The conclusion of a very interesting essay about political violence in America:
So what can we do about this tradition of violence? The remedy, in my opinion, should begin with recognizing its existence. Acknowledging our full and rather tawdry history of violence would be the first step toward doing something about it.
The United States has unpleasant chapters in its history; likewise, the American people have not always behaved in civilized, rational ways. If we face up to our history, confronting it head-on, we might be able to move past all our elaborate denials of our worst traits, our shared sins, our mistakes, our lies. To accomplish this as a people, however, requires something unusual, something remarkable; something even noble. It requires courage.
It requires us recognizing that American political violence is something that’s not just committed by the likes of Nathaniel Bacon, John Brown, Preston Brooks, or, allegedly, Jared Loughner. It requires us admitting that the violent deeds that flow so calamitously through our history were—and are—quintessentially American. In that sense, then, what we cannot face is that those who commit these terrible acts are not pariahs or maniacs, just as the acts themselves are not mere aberrations. What we truly cannot face is that violent Americans like John Brown and Timothy McVeigh and Jared Loughner are . . . us.”

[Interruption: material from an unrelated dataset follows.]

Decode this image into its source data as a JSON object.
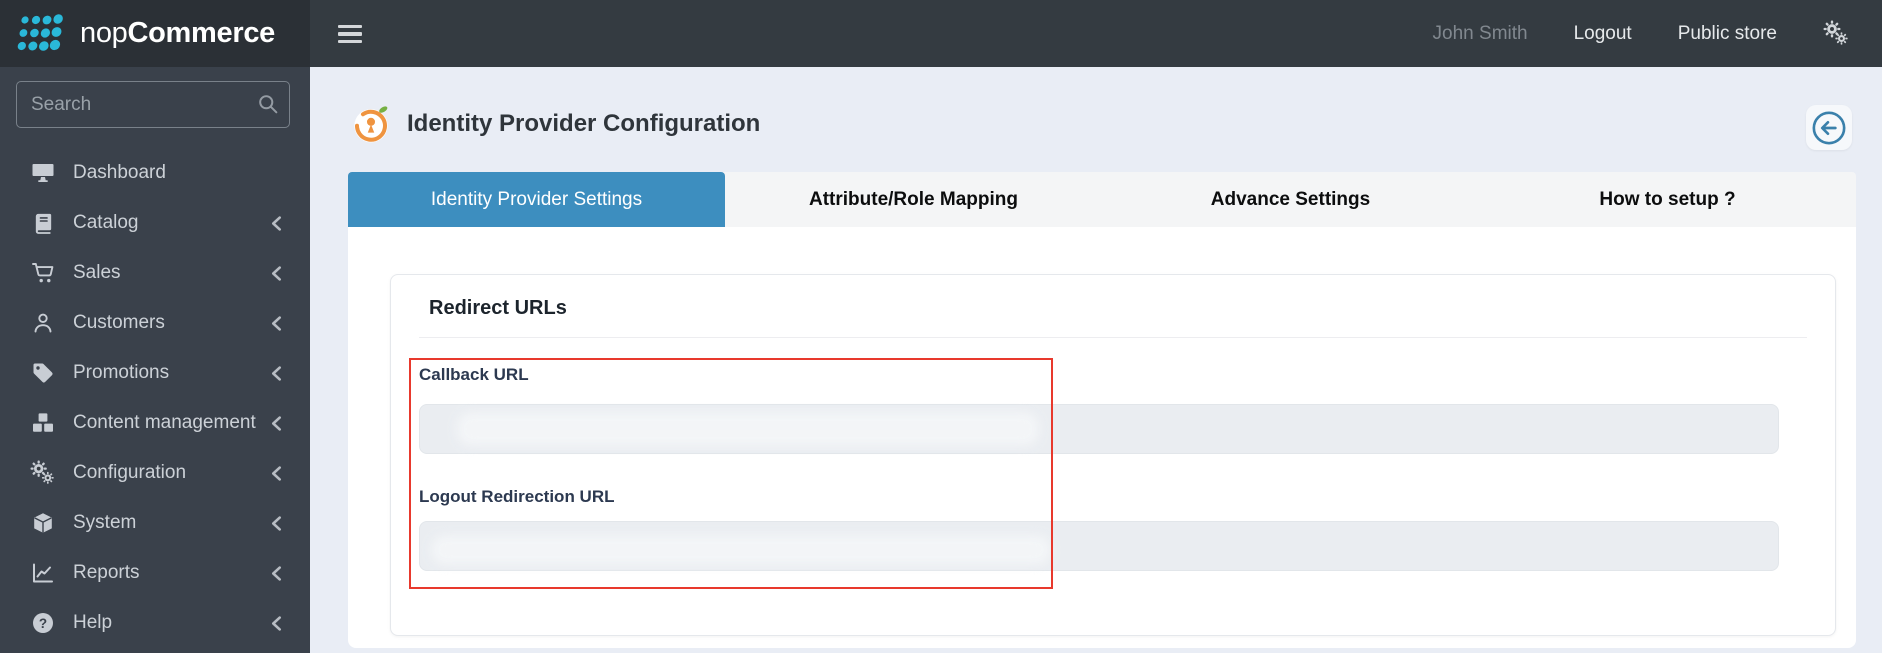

— Glenn W. LaFantasie
Professor of Civil War History and Director of the Institute for Civil War Studies
Western Kentucky University